- Task item
Please read the records below and return each line holding the string "طازج".

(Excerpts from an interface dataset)
-.-.-

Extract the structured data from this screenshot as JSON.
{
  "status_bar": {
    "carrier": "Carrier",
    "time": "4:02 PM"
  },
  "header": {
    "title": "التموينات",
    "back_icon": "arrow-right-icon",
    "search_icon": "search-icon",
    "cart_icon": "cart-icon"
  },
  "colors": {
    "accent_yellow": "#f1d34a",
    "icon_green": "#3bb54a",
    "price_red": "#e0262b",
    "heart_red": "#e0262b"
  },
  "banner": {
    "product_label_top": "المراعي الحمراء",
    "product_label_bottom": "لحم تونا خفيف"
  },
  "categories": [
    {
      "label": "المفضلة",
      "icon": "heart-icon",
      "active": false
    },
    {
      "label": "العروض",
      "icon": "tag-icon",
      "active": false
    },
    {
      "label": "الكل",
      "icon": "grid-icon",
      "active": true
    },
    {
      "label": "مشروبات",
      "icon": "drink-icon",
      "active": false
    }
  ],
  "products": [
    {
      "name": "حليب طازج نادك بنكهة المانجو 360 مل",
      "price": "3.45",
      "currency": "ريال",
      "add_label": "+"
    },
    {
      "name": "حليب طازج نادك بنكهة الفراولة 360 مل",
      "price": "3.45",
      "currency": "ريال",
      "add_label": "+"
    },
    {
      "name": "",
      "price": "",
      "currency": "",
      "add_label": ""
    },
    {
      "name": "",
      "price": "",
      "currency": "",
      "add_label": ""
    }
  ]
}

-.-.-

- Answer box
      "name": "حليب طازج نادك بنكهة المانجو 360 مل",
      "name": "حليب طازج نادك بنكهة الفراولة 360 مل",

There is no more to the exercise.